▶ Exercise goal:
Restate the data word for word and leave the images out.

Items listed in a dataset
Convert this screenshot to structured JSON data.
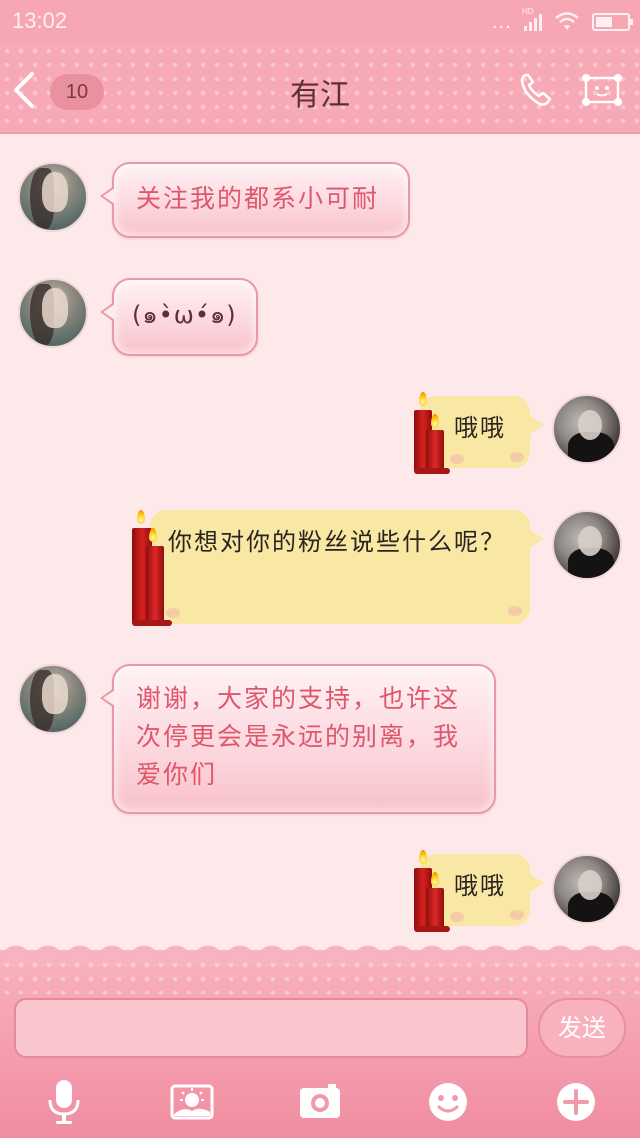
{
  "status_bar": {
    "time": "13:02",
    "dots": "...",
    "hd": "HD"
  },
  "header": {
    "unread_count": "10",
    "title": "有江"
  },
  "messages": [
    {
      "side": "left",
      "text": "关注我的都系小可耐"
    },
    {
      "side": "left",
      "text": "(๑•̀ω•́๑)"
    },
    {
      "side": "right",
      "text": "哦哦"
    },
    {
      "side": "right",
      "text": "你想对你的粉丝说些什么呢？"
    },
    {
      "side": "left",
      "text": "谢谢，大家的支持，也许这次停更会是永远的别离，我爱你们"
    },
    {
      "side": "right",
      "text": "哦哦"
    }
  ],
  "input": {
    "value": "",
    "placeholder": ""
  },
  "send_label": "发送",
  "toolbar": {
    "icons": [
      "microphone-icon",
      "image-icon",
      "camera-icon",
      "emoji-icon",
      "plus-icon"
    ]
  },
  "colors": {
    "header": "#f8a9b6",
    "chat_bg": "#fde9ea",
    "left_bubble_text": "#e0566c",
    "right_bubble": "#f9e7a4"
  }
}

▶ Task response:
Convert this screenshot to structured JSON data.
{
  "status_bar": {
    "time": "13:02",
    "dots": "...",
    "hd": "HD"
  },
  "header": {
    "unread_count": "10",
    "title": "有江"
  },
  "messages": [
    {
      "side": "left",
      "text": "关注我的都系小可耐"
    },
    {
      "side": "left",
      "text": "(๑•̀ω•́๑)"
    },
    {
      "side": "right",
      "text": "哦哦"
    },
    {
      "side": "right",
      "text": "你想对你的粉丝说些什么呢？"
    },
    {
      "side": "left",
      "text": "谢谢，大家的支持，也许这次停更会是永远的别离，我爱你们"
    },
    {
      "side": "right",
      "text": "哦哦"
    }
  ],
  "input": {
    "value": "",
    "placeholder": ""
  },
  "send_label": "发送",
  "toolbar": {
    "icons": [
      "microphone-icon",
      "image-icon",
      "camera-icon",
      "emoji-icon",
      "plus-icon"
    ]
  },
  "colors": {
    "header": "#f8a9b6",
    "chat_bg": "#fde9ea",
    "left_bubble_text": "#e0566c",
    "right_bubble": "#f9e7a4"
  }
}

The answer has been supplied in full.